Courts

Jury shown security camera footage of Christopher Garnier with Catherine Campbell

Christopher Garnier is charged with second-degree murder in death of Campbell

Christopher Garnier leaves Nova Scotia Supreme Court in Halifax on Wednesday.   Lauren Hazlewood

The Crown continued to call witnesses forward Wednesday, as the second-degree murder trial of Christopher Calvin Garnier continued in Nova Scotia Supreme Court.

Garnier, 29, is accused of killing Catherine Campbell, an off-duty Truro police officer, in 2015. He has pleaded not guilty to second-degree murder and improperly interfering with human remains.

The jury heard from five witnesses on Wednesday. The majority of the questioning focused on what happened at the Halifax Ale House the night of Sept. 10, 2015. Video surveillance footage from the bar was submitted as evidence by the Crown and was played throughout the day.

The first Crown witness of the day, RCMP Const. Kyle Doane, was asked to canvas Campbell’s apartment building on Sept. 14, 2015, after she was reported missing. After going door-to-door with questions, Doane went to the Ale House and requested the security footage that was shown to the court.

The footage showed Garnier and Campbell entering the Ale House separately just after 1 a.m. on Sept. 11, 2015. Campbell is shown interacting with four males before Garnier. Once Campbell and Garnier began talking, they spent the majority of the night together and could be seen dancing and kissing.

Doane described how Campbell’s legs were wrapped around Garnier’s waist at the bar. Doane also identified Campbell and Garnier leaving the bar together at 3:34 a.m. through a Brunswick Street exit.

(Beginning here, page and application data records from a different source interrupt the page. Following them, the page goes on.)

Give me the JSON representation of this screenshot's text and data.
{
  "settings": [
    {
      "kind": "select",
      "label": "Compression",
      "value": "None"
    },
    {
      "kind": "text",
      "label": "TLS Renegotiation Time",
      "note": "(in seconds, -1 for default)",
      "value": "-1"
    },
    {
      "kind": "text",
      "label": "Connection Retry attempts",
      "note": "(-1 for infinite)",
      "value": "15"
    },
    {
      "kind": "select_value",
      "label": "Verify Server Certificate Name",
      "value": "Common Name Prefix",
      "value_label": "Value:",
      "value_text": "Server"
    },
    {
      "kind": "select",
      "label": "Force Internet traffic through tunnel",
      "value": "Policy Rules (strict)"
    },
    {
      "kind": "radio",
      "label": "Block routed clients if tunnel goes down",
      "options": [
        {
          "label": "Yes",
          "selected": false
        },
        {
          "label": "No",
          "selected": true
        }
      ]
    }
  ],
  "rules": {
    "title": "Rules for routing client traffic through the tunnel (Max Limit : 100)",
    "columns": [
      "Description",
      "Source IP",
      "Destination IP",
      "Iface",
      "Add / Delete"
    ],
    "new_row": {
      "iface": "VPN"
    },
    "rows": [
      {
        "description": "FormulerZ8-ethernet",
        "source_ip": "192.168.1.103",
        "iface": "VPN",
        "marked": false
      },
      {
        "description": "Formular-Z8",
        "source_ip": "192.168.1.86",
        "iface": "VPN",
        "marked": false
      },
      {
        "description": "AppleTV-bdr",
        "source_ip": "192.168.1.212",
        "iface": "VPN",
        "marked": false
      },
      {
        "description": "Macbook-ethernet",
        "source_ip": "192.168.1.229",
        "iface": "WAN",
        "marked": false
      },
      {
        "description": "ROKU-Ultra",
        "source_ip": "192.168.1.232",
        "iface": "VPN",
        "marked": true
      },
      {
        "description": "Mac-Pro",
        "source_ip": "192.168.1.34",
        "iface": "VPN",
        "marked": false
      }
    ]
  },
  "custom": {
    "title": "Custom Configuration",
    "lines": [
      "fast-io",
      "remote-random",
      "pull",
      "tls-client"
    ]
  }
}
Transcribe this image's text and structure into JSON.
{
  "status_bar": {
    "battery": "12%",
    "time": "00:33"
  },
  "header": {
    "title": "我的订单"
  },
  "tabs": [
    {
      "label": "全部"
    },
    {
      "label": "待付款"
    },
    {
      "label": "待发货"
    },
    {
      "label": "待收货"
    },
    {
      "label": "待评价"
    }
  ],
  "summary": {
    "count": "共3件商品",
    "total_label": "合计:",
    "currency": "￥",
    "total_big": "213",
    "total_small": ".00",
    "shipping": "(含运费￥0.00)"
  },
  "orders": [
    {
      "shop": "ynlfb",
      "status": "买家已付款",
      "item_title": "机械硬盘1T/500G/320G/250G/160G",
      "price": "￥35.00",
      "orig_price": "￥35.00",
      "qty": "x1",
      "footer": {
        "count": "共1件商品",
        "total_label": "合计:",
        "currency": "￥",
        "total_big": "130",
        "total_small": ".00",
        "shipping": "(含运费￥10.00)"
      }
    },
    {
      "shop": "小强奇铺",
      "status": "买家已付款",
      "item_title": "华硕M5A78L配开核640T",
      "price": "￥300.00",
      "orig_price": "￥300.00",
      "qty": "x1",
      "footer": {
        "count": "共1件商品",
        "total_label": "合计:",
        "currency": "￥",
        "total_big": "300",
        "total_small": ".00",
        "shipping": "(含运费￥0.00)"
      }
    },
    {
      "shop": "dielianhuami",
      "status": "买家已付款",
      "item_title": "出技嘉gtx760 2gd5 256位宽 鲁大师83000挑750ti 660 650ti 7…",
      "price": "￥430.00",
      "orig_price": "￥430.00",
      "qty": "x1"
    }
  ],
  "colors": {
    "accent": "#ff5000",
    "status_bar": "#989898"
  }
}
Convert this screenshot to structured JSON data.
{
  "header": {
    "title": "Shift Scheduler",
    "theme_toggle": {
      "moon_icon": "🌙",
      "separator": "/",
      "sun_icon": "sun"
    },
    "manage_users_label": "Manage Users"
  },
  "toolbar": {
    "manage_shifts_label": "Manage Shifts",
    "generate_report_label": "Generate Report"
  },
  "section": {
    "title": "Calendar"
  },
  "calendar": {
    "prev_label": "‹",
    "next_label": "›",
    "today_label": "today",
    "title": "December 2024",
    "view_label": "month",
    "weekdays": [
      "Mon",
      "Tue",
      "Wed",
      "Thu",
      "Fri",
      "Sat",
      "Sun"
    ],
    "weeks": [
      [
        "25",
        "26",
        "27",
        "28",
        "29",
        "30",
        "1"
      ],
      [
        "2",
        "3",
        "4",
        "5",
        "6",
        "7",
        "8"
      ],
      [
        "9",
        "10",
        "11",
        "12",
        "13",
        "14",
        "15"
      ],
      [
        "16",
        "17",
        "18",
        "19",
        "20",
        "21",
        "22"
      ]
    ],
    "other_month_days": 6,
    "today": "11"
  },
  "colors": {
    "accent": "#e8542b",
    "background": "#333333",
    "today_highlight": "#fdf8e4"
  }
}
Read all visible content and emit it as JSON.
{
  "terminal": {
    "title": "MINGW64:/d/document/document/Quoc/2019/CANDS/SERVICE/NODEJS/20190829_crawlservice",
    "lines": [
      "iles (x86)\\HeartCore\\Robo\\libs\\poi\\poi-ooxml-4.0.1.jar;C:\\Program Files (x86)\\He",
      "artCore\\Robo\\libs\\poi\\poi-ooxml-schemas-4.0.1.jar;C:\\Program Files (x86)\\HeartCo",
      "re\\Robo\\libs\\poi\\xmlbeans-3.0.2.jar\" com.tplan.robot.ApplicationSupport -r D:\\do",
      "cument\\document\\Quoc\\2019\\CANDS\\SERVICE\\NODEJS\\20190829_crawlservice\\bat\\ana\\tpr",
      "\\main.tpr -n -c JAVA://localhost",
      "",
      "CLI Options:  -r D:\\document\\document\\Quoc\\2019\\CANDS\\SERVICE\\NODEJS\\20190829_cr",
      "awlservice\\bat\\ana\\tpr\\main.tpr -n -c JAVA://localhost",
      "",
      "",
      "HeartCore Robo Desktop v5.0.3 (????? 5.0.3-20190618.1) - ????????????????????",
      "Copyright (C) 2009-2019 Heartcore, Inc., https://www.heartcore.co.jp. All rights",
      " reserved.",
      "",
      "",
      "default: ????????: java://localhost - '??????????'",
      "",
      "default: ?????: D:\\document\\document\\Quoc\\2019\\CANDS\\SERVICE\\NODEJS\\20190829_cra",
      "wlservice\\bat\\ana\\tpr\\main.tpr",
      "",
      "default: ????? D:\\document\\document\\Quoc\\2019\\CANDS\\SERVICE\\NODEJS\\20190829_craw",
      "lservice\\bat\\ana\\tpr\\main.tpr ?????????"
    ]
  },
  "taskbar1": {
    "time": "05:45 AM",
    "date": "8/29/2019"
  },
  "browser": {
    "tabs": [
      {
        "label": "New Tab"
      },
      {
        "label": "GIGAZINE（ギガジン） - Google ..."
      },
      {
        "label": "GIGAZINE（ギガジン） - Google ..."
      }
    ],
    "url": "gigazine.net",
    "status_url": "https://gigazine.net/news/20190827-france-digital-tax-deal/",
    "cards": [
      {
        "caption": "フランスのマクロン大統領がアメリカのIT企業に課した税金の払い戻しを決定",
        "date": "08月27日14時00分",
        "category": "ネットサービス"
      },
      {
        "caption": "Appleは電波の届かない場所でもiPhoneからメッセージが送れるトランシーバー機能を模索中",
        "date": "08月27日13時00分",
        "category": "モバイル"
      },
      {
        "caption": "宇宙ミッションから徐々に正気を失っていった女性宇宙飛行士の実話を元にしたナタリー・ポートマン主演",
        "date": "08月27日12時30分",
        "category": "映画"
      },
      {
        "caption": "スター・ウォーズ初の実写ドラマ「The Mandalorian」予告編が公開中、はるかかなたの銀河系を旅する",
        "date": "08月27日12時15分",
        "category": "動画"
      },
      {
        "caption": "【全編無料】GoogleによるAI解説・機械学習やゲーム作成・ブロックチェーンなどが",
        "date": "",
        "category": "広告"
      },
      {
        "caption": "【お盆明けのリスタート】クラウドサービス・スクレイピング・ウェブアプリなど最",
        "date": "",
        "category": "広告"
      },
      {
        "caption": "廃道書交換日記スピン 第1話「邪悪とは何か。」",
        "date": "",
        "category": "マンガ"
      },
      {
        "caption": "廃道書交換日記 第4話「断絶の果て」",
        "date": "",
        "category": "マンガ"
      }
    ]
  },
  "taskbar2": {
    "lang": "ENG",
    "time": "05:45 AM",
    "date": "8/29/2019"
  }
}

The next two witnesses, Ryan Proudfoot and Bradley Randall, both worked at the Ale House that night. Both men knew Garnier because he used to be employed at the bar as a doorman.

Proudfoot told the court he saw Garnier at the bar on Sept. 10, 2015, and they talked briefly when Garnier entered.

“He seemed kind of distressed and distraught. I asked him what was going on and he said that he and his girlfriend had broken up,” said Proudfoot.

Randall, who was working as a doorman, also testified he’d seen Garnier at the bar. The Crown asked if Randall had a relationship with Garnier outside of work, to which Randall said, “not really. I’d see him around but that’s it.”

However, Randall recalled that Garnier mentioned the recent breakup and told him he “was just looking to have some fun tonight.”

Randall also told the court he had to ask Campbell and Garnier to separate a few times because “it was a little too much for a public place.” He said the pair did not seem intoxicated, but he had to ask Garnier’s friend, Christopher Mitchell Devoe, to leave the bar.

Devoe was later arrested and placed in the drunk tank at a police station.

The fourth witness was Halifax Regional Police Det. Const. Scott MacLeod, who testified he had been asked to go to Devoe’s residence and ask him some questions on the morning of Sept. 15, 2015.

MacLeod told the court that during that interview he observed what appeared to be a “single droplet of blood” in the hallway. MacLeod said he also noticed the mattress from Devoe’s pullout couch was missing, as well as its bedding.

Outside, while sweeping the nearby area for evidence, MacLeod said he found a silver jewelry chain on the roof of a nearby building.

Devoe was the final witness to take the stand Wednesday. He told the court that he had invited Garnier over the night of Sept. 10, 2015, after hearing about his breakup. Garnier usually lived in Clayton Park with his now ex-girlfriend.

The pair drank alcohol, smoked cannabis and took a cab downtown where they went to Cheers Bar and Grill, before heading to the Ale House.

Devoe said he does not remember what happened after arriving at the second bar. After leaving the police station in the morning, he returned home to find Garnier asleep on his sectional sofa and the pullout couch stowed away.

Text messages

As part of their case, the Crown entered screenshots of text messages between Devoe and Garnier as evidence.

On Sept. 12, 2015, Devoe texted Garnier asking if he had seen the mattress from the couch because it was missing. Garnier told Devoe that he had been sick on it and so he threw it out.

After giving a statement to the police on Sept. 15, 2015, Devoe went to see Garnier at his workplace and asked about the mattress again.

Devoe told the court that the police had seemed fixated on the mattress, but at the time he “didn’t believe there was any involvement” with Garnier. When asked about the mattress again, Garnier “just laughed it off.”

Garnier’s defence lawyer, Joel Pink, questioned Devoe during his cross-examination and asked if he had seen any blood in the apartment. Devoe replied he had not.

Pink also suggested that Devoe’s timeline of events might be off, to which Devoe replied that it was possible.

Court is expected to reconvene Thursday.